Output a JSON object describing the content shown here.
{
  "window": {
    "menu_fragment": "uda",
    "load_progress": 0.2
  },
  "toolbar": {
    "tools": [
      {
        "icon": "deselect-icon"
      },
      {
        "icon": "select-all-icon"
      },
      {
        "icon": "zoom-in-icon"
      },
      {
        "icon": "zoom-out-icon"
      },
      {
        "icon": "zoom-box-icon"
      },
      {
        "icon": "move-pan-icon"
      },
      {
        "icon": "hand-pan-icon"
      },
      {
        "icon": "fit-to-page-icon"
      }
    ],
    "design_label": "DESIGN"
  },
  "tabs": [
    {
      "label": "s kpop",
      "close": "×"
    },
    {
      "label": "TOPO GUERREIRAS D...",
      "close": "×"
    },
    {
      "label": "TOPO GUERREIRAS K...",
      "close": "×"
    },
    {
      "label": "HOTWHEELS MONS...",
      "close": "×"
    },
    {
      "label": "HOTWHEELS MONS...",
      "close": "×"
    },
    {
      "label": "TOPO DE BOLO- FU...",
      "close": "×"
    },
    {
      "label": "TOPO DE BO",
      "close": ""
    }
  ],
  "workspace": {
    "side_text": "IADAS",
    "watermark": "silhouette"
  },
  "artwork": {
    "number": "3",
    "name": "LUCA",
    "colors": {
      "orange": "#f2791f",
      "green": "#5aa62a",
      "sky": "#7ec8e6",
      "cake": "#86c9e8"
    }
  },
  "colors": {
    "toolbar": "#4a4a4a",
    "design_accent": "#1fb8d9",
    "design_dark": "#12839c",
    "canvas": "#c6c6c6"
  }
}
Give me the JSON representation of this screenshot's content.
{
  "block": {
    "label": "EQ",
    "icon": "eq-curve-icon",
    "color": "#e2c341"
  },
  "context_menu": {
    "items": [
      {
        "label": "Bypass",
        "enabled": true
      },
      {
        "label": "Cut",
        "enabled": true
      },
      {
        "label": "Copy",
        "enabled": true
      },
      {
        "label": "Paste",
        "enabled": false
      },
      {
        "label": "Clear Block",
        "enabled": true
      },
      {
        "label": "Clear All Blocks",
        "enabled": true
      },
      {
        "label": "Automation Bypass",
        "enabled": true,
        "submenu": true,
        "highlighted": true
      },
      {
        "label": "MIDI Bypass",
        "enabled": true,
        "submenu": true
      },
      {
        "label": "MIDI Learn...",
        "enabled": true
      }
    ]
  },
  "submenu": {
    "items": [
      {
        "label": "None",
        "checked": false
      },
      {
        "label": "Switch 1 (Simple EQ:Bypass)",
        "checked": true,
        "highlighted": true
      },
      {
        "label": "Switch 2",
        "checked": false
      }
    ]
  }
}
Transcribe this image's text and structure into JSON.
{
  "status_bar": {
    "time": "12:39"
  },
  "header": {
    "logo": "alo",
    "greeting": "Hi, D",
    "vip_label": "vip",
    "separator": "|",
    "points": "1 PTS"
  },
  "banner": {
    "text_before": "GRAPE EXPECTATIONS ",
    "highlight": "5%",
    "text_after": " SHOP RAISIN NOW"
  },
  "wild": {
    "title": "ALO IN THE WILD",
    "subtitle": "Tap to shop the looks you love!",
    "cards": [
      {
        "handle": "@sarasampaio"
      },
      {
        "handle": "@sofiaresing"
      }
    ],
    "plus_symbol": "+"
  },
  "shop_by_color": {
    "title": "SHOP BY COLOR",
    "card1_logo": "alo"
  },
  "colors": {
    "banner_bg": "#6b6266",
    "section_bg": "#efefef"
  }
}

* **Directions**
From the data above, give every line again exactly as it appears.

* **Output below**
Output a JSON object describing the content shown here.
{
  "window": {
    "menu_fragment": "uda",
    "load_progress": 0.2
  },
  "toolbar": {
    "tools": [
      {
        "icon": "deselect-icon"
      },
      {
        "icon": "select-all-icon"
      },
      {
        "icon": "zoom-in-icon"
      },
      {
        "icon": "zoom-out-icon"
      },
      {
        "icon": "zoom-box-icon"
      },
      {
        "icon": "move-pan-icon"
      },
      {
        "icon": "hand-pan-icon"
      },
      {
        "icon": "fit-to-page-icon"
      }
    ],
    "design_label": "DESIGN"
  },
  "tabs": [
    {
      "label": "s kpop",
      "close": "×"
    },
    {
      "label": "TOPO GUERREIRAS D...",
      "close": "×"
    },
    {
      "label": "TOPO GUERREIRAS K...",
      "close": "×"
    },
    {
      "label": "HOTWHEELS MONS...",
      "close": "×"
    },
    {
      "label": "HOTWHEELS MONS...",
      "close": "×"
    },
    {
      "label": "TOPO DE BOLO- FU...",
      "close": "×"
    },
    {
      "label": "TOPO DE BO",
      "close": ""
    }
  ],
  "workspace": {
    "side_text": "IADAS",
    "watermark": "silhouette"
  },
  "artwork": {
    "number": "3",
    "name": "LUCA",
    "colors": {
      "orange": "#f2791f",
      "green": "#5aa62a",
      "sky": "#7ec8e6",
      "cake": "#86c9e8"
    }
  },
  "colors": {
    "toolbar": "#4a4a4a",
    "design_accent": "#1fb8d9",
    "design_dark": "#12839c",
    "canvas": "#c6c6c6"
  }
}
Give me the JSON representation of this screenshot's content.
{
  "block": {
    "label": "EQ",
    "icon": "eq-curve-icon",
    "color": "#e2c341"
  },
  "context_menu": {
    "items": [
      {
        "label": "Bypass",
        "enabled": true
      },
      {
        "label": "Cut",
        "enabled": true
      },
      {
        "label": "Copy",
        "enabled": true
      },
      {
        "label": "Paste",
        "enabled": false
      },
      {
        "label": "Clear Block",
        "enabled": true
      },
      {
        "label": "Clear All Blocks",
        "enabled": true
      },
      {
        "label": "Automation Bypass",
        "enabled": true,
        "submenu": true,
        "highlighted": true
      },
      {
        "label": "MIDI Bypass",
        "enabled": true,
        "submenu": true
      },
      {
        "label": "MIDI Learn...",
        "enabled": true
      }
    ]
  },
  "submenu": {
    "items": [
      {
        "label": "None",
        "checked": false
      },
      {
        "label": "Switch 1 (Simple EQ:Bypass)",
        "checked": true,
        "highlighted": true
      },
      {
        "label": "Switch 2",
        "checked": false
      }
    ]
  }
}
Transcribe this image's text and structure into JSON.
{
  "status_bar": {
    "time": "12:39"
  },
  "header": {
    "logo": "alo",
    "greeting": "Hi, D",
    "vip_label": "vip",
    "separator": "|",
    "points": "1 PTS"
  },
  "banner": {
    "text_before": "GRAPE EXPECTATIONS ",
    "highlight": "5%",
    "text_after": " SHOP RAISIN NOW"
  },
  "wild": {
    "title": "ALO IN THE WILD",
    "subtitle": "Tap to shop the looks you love!",
    "cards": [
      {
        "handle": "@sarasampaio"
      },
      {
        "handle": "@sofiaresing"
      }
    ],
    "plus_symbol": "+"
  },
  "shop_by_color": {
    "title": "SHOP BY COLOR",
    "card1_logo": "alo"
  },
  "colors": {
    "banner_bg": "#6b6266",
    "section_bg": "#efefef"
  }
}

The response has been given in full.